Dewhurst, P.C. and Holcroft, Harold. The Fairlie locomotive - Part
2. Later designs and productions.
Trans. Newcomen Soc., 1966, 39, 1-34.
Hunt, David. Locomotive builders to the Midland Railway. Midland Record, (21), 111-26.
Neilson supplied some Midland Railway locomotives: Hunt did not cite his sources See also biography.
Dubs & Co. Glasgow Locomotive Works, Glasgow
Formed by Henry Dubs in 1863 ( See also biography.) when he severed his links with Neilson & Co. Total output 4485 locomotives, mainly for export, although substantial numbers were acquired by British companies. In 1903 amalgamated with Neilson, Reid and Sharp Stewart to form North British Locomotive works.. See also William Lorimer.
Clyde Locomotive Co. Ltd., Springburn,
Founded in 1884 by Walter Montgomerie Neilson.
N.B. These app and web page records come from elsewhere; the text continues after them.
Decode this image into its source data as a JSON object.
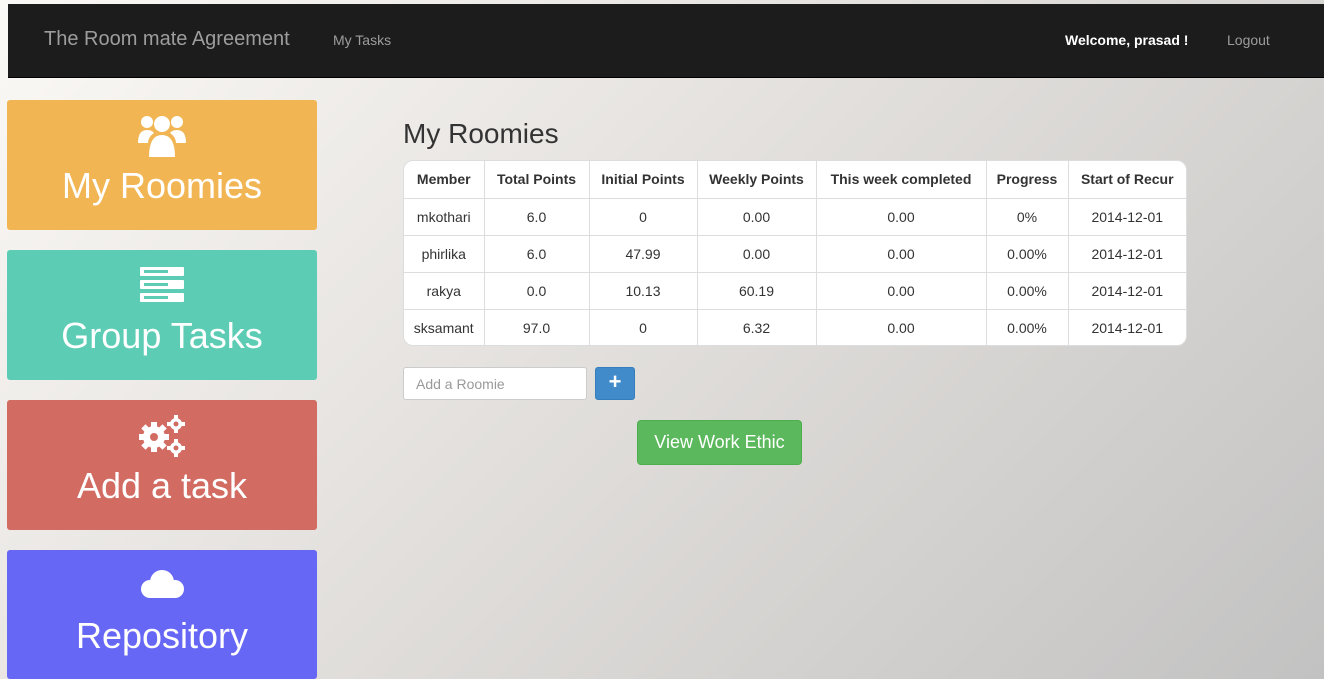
{
  "navbar": {
    "brand": "The Room mate Agreement",
    "my_tasks": "My Tasks",
    "welcome": "Welcome, prasad !",
    "logout": "Logout"
  },
  "sidebar": {
    "items": [
      {
        "label": "My Roomies",
        "icon": "users-icon",
        "color": "#f1b653"
      },
      {
        "label": "Group Tasks",
        "icon": "server-icon",
        "color": "#5ccdb4"
      },
      {
        "label": "Add a task",
        "icon": "gears-icon",
        "color": "#d26b62"
      },
      {
        "label": "Repository",
        "icon": "cloud-icon",
        "color": "#6767f5"
      }
    ]
  },
  "main": {
    "title": "My Roomies",
    "table": {
      "headers": [
        "Member",
        "Total Points",
        "Initial Points",
        "Weekly Points",
        "This week completed",
        "Progress",
        "Start of Recur"
      ],
      "rows": [
        [
          "mkothari",
          "6.0",
          "0",
          "0.00",
          "0.00",
          "0%",
          "2014-12-01"
        ],
        [
          "phirlika",
          "6.0",
          "47.99",
          "0.00",
          "0.00",
          "0.00%",
          "2014-12-01"
        ],
        [
          "rakya",
          "0.0",
          "10.13",
          "60.19",
          "0.00",
          "0.00%",
          "2014-12-01"
        ],
        [
          "sksamant",
          "97.0",
          "0",
          "6.32",
          "0.00",
          "0.00%",
          "2014-12-01"
        ]
      ]
    },
    "add_roomie": {
      "placeholder": "Add a Roomie",
      "button_label": "+"
    },
    "work_ethic_label": "View Work Ethic"
  },
  "colors": {
    "navbar": "#1c1c1c",
    "primary": "#428bca",
    "success": "#5cb85c"
  }
}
Built eight 4-4-0s for the Highland Railway in 1886 and two for the Girvan & Portpatrick Junction Railway/Ayrshire & Wigtownshire Railway in 1887. These became GSWR Nos. 304/305. Three 0-4-0ST and one 0-6-0ST were also built. Works were taken over by Sharp Stewart in 1888.